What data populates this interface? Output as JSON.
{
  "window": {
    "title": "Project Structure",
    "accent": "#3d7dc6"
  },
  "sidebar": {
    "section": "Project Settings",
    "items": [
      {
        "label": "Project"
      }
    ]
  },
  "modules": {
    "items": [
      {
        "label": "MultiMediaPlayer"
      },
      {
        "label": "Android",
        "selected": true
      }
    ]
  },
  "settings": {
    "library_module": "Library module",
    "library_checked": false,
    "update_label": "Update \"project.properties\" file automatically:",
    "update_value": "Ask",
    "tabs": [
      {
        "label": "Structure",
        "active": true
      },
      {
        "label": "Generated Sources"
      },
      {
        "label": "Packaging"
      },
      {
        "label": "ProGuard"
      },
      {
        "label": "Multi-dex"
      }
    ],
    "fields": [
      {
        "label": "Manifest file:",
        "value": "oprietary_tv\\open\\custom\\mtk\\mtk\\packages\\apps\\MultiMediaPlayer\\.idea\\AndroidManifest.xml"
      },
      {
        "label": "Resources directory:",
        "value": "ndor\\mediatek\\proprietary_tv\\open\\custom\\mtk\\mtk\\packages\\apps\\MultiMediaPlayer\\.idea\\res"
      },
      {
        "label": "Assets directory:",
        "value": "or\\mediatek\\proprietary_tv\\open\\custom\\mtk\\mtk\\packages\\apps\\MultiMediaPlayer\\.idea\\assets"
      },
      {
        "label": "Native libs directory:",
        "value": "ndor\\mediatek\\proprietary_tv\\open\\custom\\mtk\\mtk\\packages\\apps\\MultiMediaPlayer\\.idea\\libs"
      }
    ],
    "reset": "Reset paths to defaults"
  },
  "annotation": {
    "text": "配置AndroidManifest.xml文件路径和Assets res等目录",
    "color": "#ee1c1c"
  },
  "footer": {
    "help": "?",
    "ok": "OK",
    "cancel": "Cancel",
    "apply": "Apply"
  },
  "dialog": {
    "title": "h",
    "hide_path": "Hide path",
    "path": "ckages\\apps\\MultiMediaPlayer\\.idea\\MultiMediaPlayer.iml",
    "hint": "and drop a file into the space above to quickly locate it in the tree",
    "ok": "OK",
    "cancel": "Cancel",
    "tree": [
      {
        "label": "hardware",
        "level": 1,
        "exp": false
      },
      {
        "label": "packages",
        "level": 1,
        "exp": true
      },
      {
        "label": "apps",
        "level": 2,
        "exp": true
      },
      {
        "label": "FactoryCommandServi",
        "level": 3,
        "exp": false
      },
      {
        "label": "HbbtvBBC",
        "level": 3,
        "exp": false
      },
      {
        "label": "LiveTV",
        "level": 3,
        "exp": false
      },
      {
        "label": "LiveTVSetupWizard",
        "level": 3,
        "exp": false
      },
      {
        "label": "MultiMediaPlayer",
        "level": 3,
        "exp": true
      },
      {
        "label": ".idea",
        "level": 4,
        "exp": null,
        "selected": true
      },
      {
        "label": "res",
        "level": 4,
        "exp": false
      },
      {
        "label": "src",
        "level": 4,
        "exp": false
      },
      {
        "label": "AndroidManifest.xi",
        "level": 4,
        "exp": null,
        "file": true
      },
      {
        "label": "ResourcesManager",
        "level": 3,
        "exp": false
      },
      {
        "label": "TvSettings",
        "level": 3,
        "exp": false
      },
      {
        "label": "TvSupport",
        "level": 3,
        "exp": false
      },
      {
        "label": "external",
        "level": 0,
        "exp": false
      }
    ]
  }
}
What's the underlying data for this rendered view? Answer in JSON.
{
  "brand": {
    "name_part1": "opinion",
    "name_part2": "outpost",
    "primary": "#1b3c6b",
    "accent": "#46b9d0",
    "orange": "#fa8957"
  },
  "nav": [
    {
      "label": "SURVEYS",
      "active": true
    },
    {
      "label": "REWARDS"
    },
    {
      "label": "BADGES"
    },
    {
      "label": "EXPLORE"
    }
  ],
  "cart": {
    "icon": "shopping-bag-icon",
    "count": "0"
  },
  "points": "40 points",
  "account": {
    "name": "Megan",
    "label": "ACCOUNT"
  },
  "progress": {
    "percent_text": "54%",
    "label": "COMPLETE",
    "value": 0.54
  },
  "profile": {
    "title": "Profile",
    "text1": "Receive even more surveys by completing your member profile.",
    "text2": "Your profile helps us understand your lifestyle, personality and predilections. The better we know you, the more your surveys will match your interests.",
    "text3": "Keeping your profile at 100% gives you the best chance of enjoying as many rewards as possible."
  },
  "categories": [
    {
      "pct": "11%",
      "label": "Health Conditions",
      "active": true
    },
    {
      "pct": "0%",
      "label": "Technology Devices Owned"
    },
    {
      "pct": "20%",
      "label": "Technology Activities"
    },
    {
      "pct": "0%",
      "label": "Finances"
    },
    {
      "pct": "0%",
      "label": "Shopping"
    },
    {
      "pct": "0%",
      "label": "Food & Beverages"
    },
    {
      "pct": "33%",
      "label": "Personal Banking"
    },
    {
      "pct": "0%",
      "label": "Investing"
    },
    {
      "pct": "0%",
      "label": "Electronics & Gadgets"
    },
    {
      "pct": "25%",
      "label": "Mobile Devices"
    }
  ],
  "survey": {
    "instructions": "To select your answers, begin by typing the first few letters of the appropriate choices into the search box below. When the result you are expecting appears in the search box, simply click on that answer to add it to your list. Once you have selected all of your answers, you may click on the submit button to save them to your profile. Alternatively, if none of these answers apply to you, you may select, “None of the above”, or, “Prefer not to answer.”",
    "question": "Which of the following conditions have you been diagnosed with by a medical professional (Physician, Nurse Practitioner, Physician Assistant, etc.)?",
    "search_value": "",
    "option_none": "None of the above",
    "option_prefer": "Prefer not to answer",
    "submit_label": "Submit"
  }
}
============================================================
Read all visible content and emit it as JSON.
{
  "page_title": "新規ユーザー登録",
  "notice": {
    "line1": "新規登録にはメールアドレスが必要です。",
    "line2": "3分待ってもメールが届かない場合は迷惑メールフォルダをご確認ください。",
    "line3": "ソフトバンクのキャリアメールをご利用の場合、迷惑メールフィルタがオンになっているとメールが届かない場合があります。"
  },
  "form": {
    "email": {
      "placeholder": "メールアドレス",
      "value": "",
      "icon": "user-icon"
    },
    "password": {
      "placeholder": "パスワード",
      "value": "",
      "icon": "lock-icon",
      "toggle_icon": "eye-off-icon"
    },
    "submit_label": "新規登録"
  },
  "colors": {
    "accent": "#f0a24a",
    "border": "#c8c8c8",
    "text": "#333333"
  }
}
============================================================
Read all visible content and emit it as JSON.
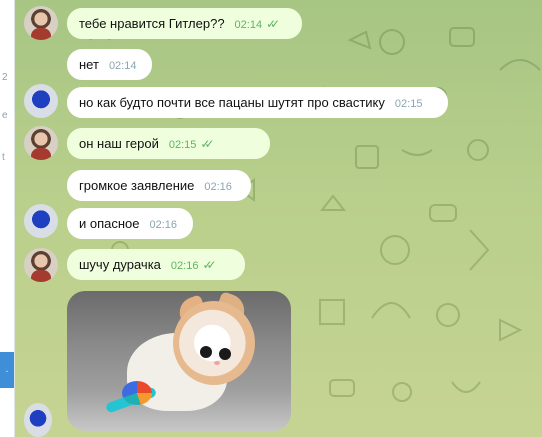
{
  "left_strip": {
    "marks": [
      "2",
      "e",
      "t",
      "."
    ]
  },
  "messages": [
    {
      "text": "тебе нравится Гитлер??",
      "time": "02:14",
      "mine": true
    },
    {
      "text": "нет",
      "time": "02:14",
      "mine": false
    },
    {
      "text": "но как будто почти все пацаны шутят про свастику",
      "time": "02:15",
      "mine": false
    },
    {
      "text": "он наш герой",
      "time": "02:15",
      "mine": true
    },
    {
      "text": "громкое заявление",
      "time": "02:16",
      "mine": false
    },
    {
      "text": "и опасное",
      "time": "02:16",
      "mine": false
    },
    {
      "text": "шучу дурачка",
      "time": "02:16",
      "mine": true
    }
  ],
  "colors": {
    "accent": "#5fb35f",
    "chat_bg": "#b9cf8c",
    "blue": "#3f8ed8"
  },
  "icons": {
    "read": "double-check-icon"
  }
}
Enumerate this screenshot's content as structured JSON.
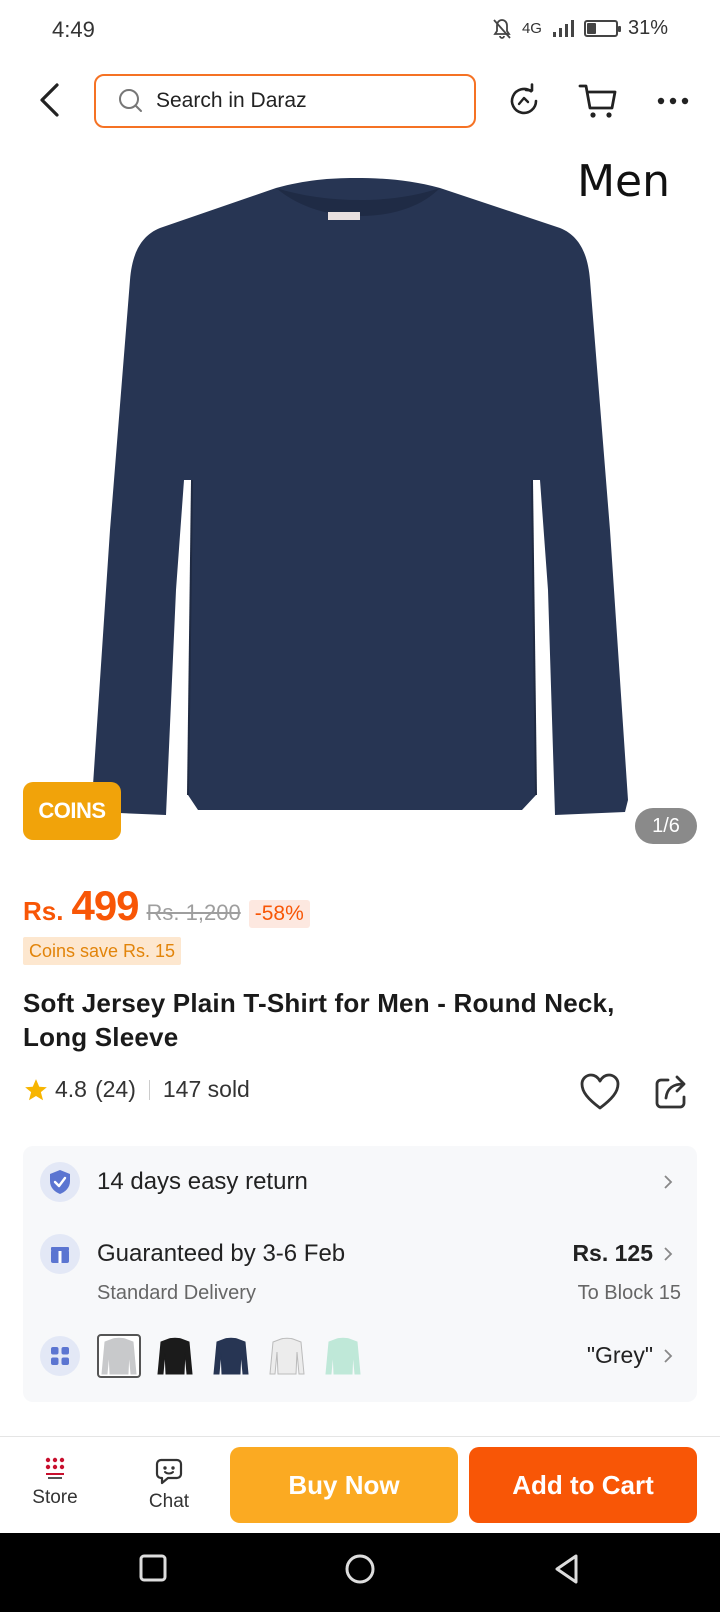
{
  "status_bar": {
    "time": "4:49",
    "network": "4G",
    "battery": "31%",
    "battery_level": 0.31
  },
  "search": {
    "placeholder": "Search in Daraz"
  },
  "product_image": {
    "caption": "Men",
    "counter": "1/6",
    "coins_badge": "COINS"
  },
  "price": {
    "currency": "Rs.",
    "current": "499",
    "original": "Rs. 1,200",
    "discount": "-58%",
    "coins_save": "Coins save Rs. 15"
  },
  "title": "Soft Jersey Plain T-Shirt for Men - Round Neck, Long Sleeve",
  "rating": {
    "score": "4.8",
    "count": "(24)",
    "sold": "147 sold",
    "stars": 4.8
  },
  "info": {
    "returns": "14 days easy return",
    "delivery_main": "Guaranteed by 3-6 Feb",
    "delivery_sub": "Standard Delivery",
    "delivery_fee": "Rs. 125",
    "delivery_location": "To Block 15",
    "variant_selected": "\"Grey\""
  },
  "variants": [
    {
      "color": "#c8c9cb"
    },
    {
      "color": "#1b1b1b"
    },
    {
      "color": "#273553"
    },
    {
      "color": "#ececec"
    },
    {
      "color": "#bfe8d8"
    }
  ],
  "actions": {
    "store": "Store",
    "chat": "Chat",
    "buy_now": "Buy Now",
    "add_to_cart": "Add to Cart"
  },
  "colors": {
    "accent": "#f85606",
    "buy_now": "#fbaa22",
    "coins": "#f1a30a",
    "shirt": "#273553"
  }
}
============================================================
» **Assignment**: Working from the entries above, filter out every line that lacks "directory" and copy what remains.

» **Exercise solution**:
        "label": "Resources directory:",
        "label": "Assets directory:",
        "label": "Native libs directory:",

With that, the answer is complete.